The Bad: This show still struggles with its characters. We have known Andrea for over 2 seasons and yet she hardly has a character. Spending an hour with an underdeveloped character like her is really dull and that hurt my enjoyment of this episode. The show also failed to meaningfully develop anyone aside from The Governor which meant that there was no character journey to make this episode a little more enjoyable. I tend to really enjoy episodes which focus on one single character and storyline, but there needs to be an emotional journey for the episode to succeed.
Michonne's character was awful in this episode. We hardly know her, so this was the opportune time for us to get more acquainted with her and so we can care for her character. yet we only get one scene to characterize her which hardly tells us anything about her. So far, she is boring, unimaginative and dull. That can't be the result of a character who just had an entire episode to grow and develop. Her decision to not trust The Governor is totally unearned. Why doesn't she just agree to sit around for one day to figure out more? Surely she is smart enough to understand that if he was going to kill them, they would already be dead.
The Unknown: I see some huge potential for this story. The idea that there are characters in two different communities being developed can be a really good one and it can lead to some complex emotions if both groups come into conflict. But I'm nervous that The Governor will simply be portrayed as evil for the sake of it which will sacrifice these emotions. Also, I don't trust this show to have capable enough character development to make this story work, which is a red flag. With 16 episodes in the season, I hope to see better character development, but these first three episodes haven't delivered in that regard. Let's hope for the best with this story.
What other secrets are there in Woodbury? What else is The Governor hiding? What happened to his family? Why does he keep a collection of walker heads?
Best Moment: Merle's return was a delightful moment.
Character of the Episode: The Governor.
Conclusion: This episode did a good job of introducing a new community and that was interesting. Unfortunately it didn't do much else and lacked in character development which made this a rather dull hour to watch. I like the direction this episode went, but the actual episode left a lot to be desired.

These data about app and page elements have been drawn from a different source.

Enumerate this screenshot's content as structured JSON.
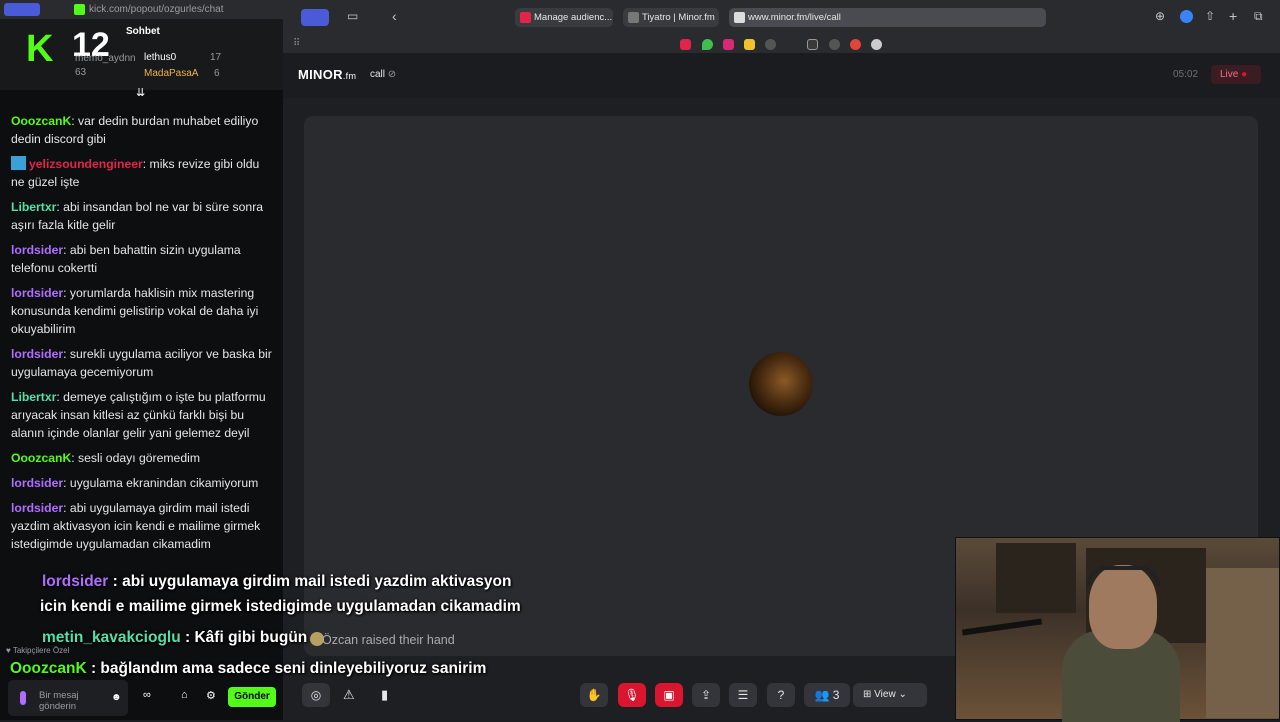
{
  "chat_window": {
    "url": "kick.com/popout/ozgurles/chat",
    "title": "Sohbet",
    "logo_letter": "K",
    "logo_number": "12",
    "leaderboard": [
      {
        "name": "memo_aydnn",
        "score": "63"
      },
      {
        "name": "lethus0",
        "score": "17"
      },
      {
        "name": "MadaPasaA",
        "score": "6"
      }
    ],
    "messages": [
      {
        "user": "OoozcanK",
        "text": ": var dedin burdan muhabet ediliyo dedin discord gibi"
      },
      {
        "user": "yelizsoundengineer",
        "text": ": miks revize gibi oldu ne güzel işte"
      },
      {
        "user": "Libertxr",
        "text": ": abi insandan bol ne var bi süre sonra aşırı fazla kitle gelir"
      },
      {
        "user": "lordsider",
        "text": ": abi ben bahattin sizin uygulama telefonu cokertti"
      },
      {
        "user": "lordsider",
        "text": ": yorumlarda haklisin mix mastering konusunda kendimi gelistirip vokal de daha iyi okuyabilirim"
      },
      {
        "user": "lordsider",
        "text": ": surekli uygulama aciliyor ve baska bir uygulamaya gecemiyorum"
      },
      {
        "user": "Libertxr",
        "text": ": demeye çalıştığım o işte bu platformu arıyacak insan kitlesi az çünkü farklı bişi bu alanın içinde olanlar gelir yani gelemez deyil"
      },
      {
        "user": "OoozcanK",
        "text": ": sesli odayı göremedim"
      },
      {
        "user": "lordsider",
        "text": ": uygulama ekranindan cikamiyorum"
      },
      {
        "user": "lordsider",
        "text": ": abi uygulamaya girdim mail istedi yazdim aktivasyon icin kendi e mailime girmek istedigimde uygulamadan cikamadim"
      }
    ],
    "followers_label": "Takipçilere Özel",
    "input_placeholder": "Bir mesaj gönderin",
    "send_label": "Gönder"
  },
  "overlay": {
    "line1_user": "lordsider",
    "line1_text": " : abi uygulamaya girdim mail istedi yazdim aktivasyon",
    "line2_text": "icin kendi e mailime girmek istedigimde uygulamadan cikamadim",
    "line3_user": "metin_kavakcioglu",
    "line3_text": " : Kâfi gibi bugün",
    "line4_user": "OoozcanK",
    "line4_text": " : bağlandım ama sadece seni dinleyebiliyoruz sanirim"
  },
  "browser": {
    "tabs": [
      {
        "label": "Manage audienc...",
        "icon_color": "#e0244a"
      },
      {
        "label": "Tiyatro | Minor.fm",
        "icon_color": "#777"
      },
      {
        "label": "www.minor.fm/live/call",
        "icon_color": "#ddd"
      }
    ]
  },
  "app": {
    "logo": "MINOR",
    "logo_suffix": ".fm",
    "call_label": "call",
    "timer": "05:02",
    "live_label": "Live",
    "raised_hand_text": "Özcan raised their hand",
    "participants_count": "3",
    "view_label": "View"
  }
}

Just a university student who loves to watch TV. And criticize it like hell.